_ASSIGNED TASK_
Print every record below exactly, minus the pictures.

.....

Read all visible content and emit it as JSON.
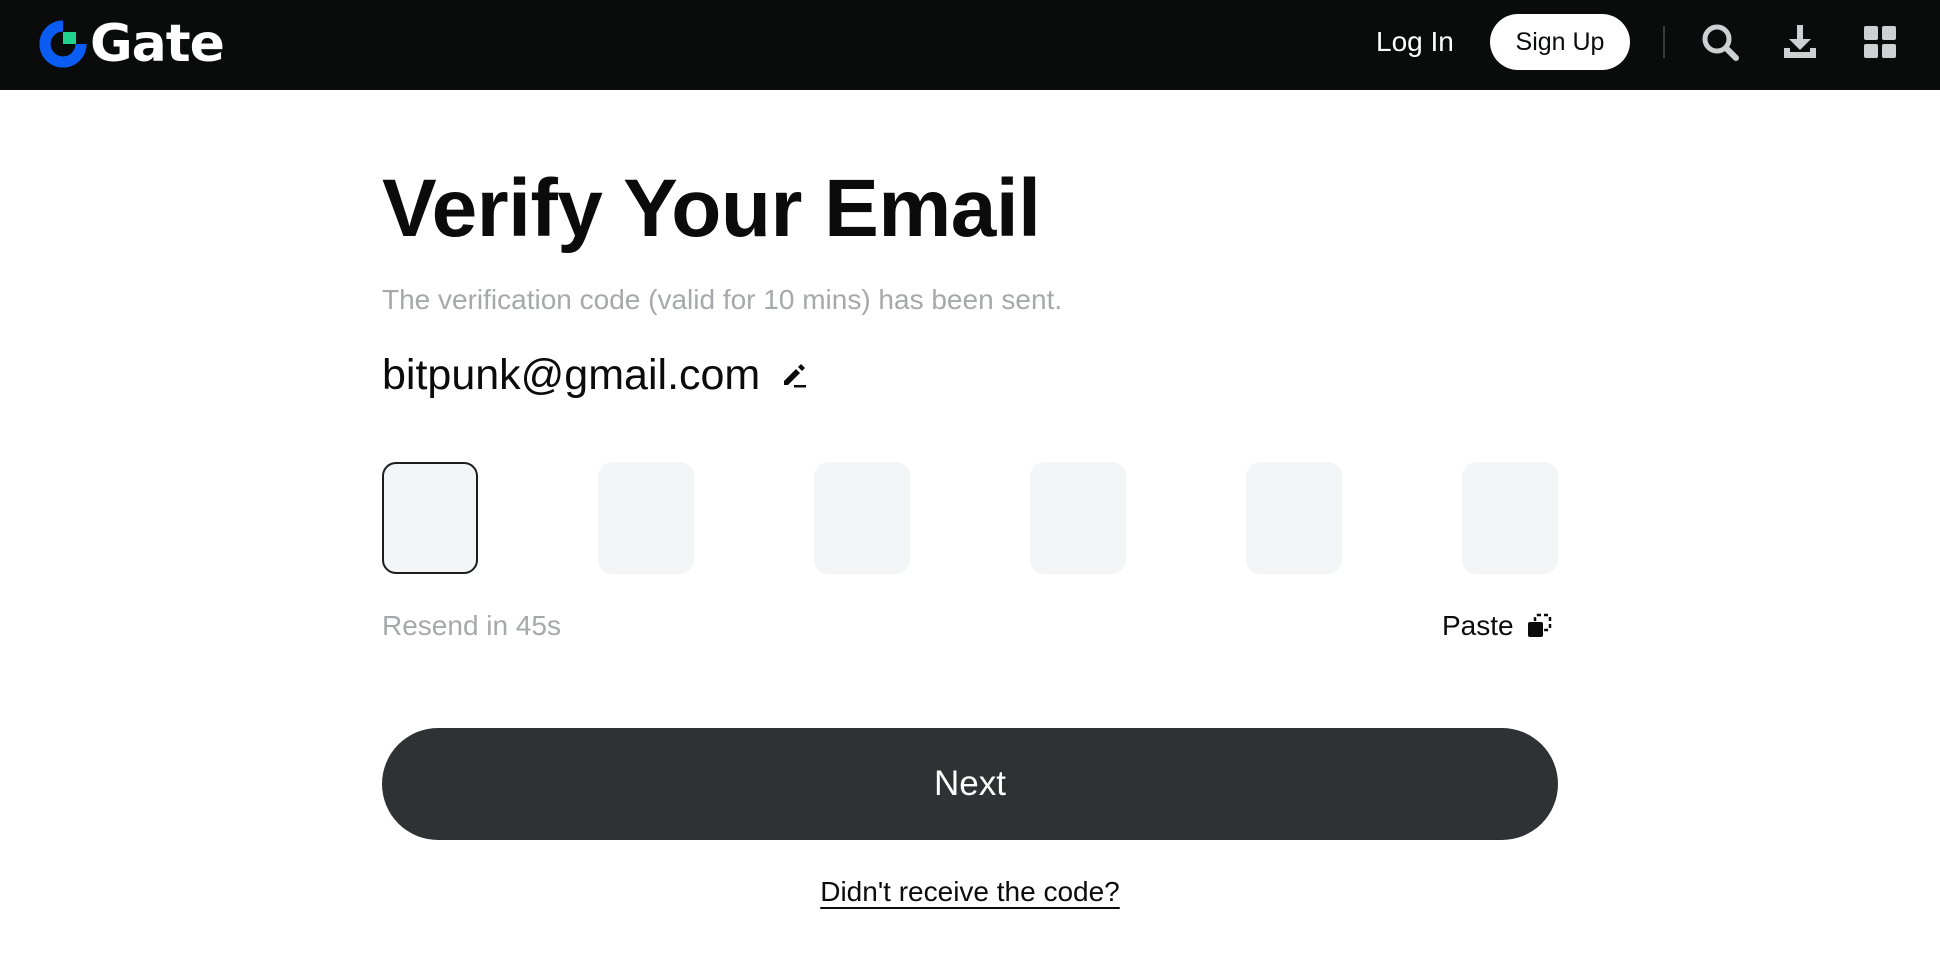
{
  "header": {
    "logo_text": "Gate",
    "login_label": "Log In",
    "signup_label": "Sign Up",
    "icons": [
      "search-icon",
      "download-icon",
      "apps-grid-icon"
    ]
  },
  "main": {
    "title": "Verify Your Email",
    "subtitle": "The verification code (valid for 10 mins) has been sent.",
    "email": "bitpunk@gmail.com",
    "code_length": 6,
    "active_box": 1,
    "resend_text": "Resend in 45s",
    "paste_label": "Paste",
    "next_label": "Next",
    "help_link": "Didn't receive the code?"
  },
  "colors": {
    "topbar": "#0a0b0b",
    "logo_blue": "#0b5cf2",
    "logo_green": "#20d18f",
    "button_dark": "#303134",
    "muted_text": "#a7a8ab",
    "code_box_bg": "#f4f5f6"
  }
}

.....

_SOLUTION_
Read all visible content and emit it as JSON.
{
  "header": {
    "logo_text": "Gate",
    "login_label": "Log In",
    "signup_label": "Sign Up",
    "icons": [
      "search-icon",
      "download-icon",
      "apps-grid-icon"
    ]
  },
  "main": {
    "title": "Verify Your Email",
    "subtitle": "The verification code (valid for 10 mins) has been sent.",
    "email": "bitpunk@gmail.com",
    "code_length": 6,
    "active_box": 1,
    "resend_text": "Resend in 45s",
    "paste_label": "Paste",
    "next_label": "Next",
    "help_link": "Didn't receive the code?"
  },
  "colors": {
    "topbar": "#0a0b0b",
    "logo_blue": "#0b5cf2",
    "logo_green": "#20d18f",
    "button_dark": "#303134",
    "muted_text": "#a7a8ab",
    "code_box_bg": "#f4f5f6"
  }
}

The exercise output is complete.